Entries from a dataset of interfaces:
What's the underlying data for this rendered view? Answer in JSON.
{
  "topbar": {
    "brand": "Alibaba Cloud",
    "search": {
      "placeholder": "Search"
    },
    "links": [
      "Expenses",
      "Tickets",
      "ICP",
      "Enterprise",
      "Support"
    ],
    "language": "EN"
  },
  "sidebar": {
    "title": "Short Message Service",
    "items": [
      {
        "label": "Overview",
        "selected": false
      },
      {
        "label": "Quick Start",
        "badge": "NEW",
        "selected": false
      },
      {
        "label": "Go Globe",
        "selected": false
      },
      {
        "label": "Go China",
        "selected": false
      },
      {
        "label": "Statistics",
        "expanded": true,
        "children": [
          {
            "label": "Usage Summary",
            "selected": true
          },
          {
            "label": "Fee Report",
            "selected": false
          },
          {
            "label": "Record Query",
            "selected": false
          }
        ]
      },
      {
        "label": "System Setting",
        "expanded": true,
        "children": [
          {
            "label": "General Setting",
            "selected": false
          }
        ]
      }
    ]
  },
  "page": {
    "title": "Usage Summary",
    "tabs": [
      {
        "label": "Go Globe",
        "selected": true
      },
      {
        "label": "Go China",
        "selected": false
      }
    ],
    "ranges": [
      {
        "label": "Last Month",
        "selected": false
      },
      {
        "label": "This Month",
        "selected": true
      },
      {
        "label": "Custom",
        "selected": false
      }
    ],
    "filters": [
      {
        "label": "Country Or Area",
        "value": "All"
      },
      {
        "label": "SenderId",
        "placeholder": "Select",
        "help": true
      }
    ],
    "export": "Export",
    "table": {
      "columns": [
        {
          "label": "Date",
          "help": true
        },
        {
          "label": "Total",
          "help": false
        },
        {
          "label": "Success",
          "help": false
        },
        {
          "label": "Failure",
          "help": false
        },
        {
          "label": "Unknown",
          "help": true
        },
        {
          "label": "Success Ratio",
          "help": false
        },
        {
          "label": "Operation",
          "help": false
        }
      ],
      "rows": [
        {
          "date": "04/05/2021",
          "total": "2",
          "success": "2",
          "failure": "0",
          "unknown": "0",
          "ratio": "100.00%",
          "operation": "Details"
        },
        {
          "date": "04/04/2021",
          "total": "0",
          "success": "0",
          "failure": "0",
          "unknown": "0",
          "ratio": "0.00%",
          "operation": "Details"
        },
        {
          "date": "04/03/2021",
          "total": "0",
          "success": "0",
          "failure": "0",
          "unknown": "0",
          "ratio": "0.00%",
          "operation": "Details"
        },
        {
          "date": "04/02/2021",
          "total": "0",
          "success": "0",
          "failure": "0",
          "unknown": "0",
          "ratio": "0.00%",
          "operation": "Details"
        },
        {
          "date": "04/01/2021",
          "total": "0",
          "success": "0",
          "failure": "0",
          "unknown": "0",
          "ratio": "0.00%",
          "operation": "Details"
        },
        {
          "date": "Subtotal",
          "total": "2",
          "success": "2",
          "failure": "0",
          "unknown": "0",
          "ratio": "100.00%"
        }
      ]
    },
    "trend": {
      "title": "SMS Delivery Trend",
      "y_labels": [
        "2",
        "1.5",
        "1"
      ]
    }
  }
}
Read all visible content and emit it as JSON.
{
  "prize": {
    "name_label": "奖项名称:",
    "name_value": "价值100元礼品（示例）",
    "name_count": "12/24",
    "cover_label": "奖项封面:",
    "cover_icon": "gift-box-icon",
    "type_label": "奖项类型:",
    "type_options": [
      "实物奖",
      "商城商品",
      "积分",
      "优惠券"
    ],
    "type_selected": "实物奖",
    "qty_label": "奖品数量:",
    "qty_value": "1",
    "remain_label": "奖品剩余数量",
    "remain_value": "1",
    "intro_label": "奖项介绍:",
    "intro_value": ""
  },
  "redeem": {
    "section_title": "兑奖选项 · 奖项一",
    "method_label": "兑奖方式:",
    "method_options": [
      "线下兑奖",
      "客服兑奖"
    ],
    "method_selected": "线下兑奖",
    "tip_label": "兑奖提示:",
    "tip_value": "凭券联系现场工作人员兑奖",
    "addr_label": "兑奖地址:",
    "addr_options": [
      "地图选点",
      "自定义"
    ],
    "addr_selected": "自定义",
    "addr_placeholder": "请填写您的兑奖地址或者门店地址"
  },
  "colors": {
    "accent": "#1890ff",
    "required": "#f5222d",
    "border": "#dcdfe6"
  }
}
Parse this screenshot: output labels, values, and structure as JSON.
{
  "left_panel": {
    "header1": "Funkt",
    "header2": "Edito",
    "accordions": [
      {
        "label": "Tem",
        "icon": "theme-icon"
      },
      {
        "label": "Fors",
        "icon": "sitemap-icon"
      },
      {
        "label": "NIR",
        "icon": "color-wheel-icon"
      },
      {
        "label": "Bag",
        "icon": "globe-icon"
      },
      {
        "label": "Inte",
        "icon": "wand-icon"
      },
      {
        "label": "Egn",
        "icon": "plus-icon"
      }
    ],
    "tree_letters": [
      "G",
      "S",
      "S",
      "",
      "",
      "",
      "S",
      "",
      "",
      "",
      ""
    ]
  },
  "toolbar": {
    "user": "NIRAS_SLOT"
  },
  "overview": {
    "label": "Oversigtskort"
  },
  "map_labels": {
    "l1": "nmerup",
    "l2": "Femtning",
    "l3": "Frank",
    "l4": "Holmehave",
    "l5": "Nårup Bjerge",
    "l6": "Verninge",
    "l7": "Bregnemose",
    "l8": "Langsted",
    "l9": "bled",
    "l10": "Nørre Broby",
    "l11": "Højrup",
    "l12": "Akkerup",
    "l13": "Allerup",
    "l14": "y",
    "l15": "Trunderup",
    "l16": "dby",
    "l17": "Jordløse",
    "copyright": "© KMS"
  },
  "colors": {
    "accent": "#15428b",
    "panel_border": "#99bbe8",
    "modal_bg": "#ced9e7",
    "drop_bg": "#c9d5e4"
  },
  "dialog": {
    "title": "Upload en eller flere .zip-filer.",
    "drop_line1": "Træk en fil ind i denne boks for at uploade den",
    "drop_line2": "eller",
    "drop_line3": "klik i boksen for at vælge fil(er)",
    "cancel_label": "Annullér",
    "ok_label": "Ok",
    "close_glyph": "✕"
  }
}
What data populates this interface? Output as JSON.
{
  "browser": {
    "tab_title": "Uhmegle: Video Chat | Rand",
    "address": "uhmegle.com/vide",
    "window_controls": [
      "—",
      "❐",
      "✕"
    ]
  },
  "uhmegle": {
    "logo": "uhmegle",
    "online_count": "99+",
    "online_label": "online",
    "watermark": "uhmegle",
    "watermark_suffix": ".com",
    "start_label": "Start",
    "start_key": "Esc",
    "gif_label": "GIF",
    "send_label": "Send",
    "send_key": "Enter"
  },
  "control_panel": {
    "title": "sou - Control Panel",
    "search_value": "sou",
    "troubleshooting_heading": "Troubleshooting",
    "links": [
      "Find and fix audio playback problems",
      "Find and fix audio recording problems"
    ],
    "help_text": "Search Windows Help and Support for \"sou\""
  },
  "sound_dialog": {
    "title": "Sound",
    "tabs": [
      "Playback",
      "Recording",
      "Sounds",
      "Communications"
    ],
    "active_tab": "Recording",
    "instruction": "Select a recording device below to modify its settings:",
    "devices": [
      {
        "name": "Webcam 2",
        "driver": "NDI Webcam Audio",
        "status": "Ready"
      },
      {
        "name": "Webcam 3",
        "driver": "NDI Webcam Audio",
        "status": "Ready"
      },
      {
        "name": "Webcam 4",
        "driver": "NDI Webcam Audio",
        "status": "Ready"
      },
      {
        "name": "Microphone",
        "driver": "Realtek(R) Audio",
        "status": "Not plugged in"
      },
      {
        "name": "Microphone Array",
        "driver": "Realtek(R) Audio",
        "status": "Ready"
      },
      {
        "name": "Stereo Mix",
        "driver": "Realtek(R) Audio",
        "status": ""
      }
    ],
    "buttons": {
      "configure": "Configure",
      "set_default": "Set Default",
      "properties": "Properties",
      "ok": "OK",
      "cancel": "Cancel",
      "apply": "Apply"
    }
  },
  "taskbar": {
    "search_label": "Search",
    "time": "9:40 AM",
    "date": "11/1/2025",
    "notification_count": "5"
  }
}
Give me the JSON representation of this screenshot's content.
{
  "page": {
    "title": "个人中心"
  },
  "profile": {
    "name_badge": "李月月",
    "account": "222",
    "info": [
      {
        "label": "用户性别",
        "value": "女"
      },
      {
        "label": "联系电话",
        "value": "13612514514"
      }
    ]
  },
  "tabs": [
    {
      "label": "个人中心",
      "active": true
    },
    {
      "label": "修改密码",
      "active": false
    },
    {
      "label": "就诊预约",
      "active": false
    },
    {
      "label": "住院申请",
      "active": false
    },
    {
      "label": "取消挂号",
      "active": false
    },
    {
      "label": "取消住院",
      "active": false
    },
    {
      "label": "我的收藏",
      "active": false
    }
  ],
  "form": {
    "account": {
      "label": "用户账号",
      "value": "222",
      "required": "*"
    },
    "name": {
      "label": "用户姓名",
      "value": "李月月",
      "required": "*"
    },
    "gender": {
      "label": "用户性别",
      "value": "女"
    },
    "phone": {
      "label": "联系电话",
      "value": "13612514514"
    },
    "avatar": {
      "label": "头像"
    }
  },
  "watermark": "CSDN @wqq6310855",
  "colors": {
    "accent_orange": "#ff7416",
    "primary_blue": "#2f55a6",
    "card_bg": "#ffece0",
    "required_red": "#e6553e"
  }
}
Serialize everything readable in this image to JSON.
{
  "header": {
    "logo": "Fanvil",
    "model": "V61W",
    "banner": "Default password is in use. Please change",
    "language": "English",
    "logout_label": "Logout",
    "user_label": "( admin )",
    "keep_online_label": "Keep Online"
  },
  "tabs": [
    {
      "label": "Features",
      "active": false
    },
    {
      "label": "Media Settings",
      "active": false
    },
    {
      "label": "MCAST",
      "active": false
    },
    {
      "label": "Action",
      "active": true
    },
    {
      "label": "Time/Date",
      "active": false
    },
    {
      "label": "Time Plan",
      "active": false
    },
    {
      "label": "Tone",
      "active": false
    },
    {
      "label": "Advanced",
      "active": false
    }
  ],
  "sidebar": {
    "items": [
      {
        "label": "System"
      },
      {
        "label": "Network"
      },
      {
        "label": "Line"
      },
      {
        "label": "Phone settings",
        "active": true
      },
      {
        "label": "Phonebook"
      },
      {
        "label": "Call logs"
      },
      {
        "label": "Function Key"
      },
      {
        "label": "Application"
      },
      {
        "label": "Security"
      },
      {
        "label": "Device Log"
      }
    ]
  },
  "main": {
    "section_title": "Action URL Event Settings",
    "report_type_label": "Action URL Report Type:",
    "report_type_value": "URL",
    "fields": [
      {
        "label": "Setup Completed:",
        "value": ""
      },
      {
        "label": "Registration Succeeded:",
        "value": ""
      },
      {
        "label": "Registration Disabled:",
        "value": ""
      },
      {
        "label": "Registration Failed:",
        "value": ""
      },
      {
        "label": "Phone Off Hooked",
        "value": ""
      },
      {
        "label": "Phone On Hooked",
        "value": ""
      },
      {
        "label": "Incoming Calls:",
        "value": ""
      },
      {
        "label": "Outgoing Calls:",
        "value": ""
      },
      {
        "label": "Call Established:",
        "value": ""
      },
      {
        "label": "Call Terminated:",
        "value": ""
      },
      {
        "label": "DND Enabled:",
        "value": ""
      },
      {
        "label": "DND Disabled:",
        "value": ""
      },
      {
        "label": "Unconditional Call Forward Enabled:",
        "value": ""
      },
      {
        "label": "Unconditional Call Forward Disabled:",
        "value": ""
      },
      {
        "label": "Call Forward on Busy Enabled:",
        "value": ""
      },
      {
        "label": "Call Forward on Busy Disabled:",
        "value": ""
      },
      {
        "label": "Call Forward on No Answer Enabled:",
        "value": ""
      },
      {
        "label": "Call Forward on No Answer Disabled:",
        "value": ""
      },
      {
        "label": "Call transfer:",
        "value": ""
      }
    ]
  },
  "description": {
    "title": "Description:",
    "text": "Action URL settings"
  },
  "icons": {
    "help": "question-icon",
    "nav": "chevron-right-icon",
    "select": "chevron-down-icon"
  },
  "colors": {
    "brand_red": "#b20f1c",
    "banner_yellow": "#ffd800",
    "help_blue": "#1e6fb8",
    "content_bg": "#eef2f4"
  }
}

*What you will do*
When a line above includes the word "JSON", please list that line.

*Written response*
What's the underlying data for this rendered view? Answer in JSON.
Read all visible content and emit it as JSON.
Parse this screenshot: output labels, values, and structure as JSON.
What data populates this interface? Output as JSON.
Give me the JSON representation of this screenshot's content.
Serialize everything readable in this image to JSON.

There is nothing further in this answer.